Joseph Winberry’s desire to connect older adults with resources – especially marginalized populations within that community – propelled him into the information sciences master’s program at UT, and eventually into pursuing his doctorate degree.
Winberry had worked with nonprofits after earning an undergraduate degree in history and political science, and he was working for the Knox County Community Action Committee Office on Aging when he began seeing a specific need. He managed the elder abuse response program and, during his interactions with elders in the community, realized they weren’t always getting access to information that they needed.
“I started seeing how information is really important in bringing about social change, and I was really interested in how information can be used to help people,” he said.
He started reaching out to diverse groups about elder abuse, including those who are LGBTQ, immigrants, refugees, low-income individuals, people with disabilities and people of color, among others.
“I came across this idea of intersectionality, which is understanding that people don’t all have the same experiences. I realized I had one idea of what it meant to be an older adult, but learned that being an older adult means a lot of different things to a lot of different people,” he said.
He was able to make connections between his work at the Office on Aging, classes in the SIS master’s program and in his research agenda. Winberry liked the program and the research he was doing so much, he decided to continue his education in the College of Communication and Information’s doctoral program right after finishing his MSIS. Though he is no longer employed with the Office on Aging, he is still working with them on diversifying their senior directory, and was even given a grant by the Association for Library and Information Science Education to support this effort.
He’s currently research assistant to Associate Professor Devendra Potnis, and together they’re digging into managing innovations in public libraries.
“The research we started in the master’s program which continues now asks how public libraries can remain relevant through innovation and become active community centers instead of just passive information repositories,” he said. “I want to do something that brings together my experience working with older adults, diverse populations, and social innovations in public libraries to help make a difference for people.”

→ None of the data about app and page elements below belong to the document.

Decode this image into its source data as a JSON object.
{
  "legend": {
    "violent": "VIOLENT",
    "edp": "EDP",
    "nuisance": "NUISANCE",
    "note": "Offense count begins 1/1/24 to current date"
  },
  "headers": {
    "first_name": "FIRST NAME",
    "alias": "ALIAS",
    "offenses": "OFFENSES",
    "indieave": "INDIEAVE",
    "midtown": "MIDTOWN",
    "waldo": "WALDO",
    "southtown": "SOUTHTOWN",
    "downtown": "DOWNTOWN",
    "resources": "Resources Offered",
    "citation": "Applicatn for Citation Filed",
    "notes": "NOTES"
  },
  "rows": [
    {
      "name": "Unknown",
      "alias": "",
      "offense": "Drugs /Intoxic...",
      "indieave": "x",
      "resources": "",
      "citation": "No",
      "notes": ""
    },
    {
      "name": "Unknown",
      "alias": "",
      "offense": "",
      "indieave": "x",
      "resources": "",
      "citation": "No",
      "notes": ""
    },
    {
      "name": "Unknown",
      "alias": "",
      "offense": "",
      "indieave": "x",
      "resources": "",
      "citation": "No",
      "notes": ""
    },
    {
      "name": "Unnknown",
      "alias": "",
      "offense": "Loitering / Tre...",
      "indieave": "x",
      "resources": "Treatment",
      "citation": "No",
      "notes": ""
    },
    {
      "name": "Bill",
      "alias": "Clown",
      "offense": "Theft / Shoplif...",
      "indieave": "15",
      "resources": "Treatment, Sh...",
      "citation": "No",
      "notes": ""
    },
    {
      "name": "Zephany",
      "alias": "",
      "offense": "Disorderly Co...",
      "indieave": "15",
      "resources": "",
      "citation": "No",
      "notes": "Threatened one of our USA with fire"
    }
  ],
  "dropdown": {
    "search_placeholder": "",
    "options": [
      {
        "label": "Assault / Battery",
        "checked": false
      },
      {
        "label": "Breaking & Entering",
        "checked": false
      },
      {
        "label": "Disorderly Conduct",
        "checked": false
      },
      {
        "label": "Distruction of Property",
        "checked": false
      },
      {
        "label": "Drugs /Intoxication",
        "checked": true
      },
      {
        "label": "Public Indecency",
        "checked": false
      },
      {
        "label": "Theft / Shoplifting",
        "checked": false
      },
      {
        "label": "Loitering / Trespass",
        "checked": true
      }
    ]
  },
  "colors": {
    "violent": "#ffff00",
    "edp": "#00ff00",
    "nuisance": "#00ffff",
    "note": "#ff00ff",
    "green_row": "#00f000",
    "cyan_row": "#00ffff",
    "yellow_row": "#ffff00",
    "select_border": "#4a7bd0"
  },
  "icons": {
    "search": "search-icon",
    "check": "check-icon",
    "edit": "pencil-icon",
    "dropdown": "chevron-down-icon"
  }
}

Winberry said the support he’s received in both graduate programs has been indispensable in reaching his goals.
“There’s been a lot of support from Dr. Kelly and other leaders in the college who want to help the PhD students to achieve their goals. There’s a lot of support from faculty, staff and fellow students who are willing to work through challenges with you,” he said.
As he wraps up his first semester in the program, Winberry said his dissertation research isn’t specifically defined but will continue in the same vein of inclusivity, diversity and access to information for older adults. His long-term desire is to be a professor, and to do work that makes society a better place.
“I wanted to be a teacher basically all my life and I’ve recently become much more interested in the research side of it as well and how to use my research agenda to be an information activist and how to make society better through the use of resources and points of view from library and information science. I hope to inspire others who want to make an impact through their work in the information field.” he said.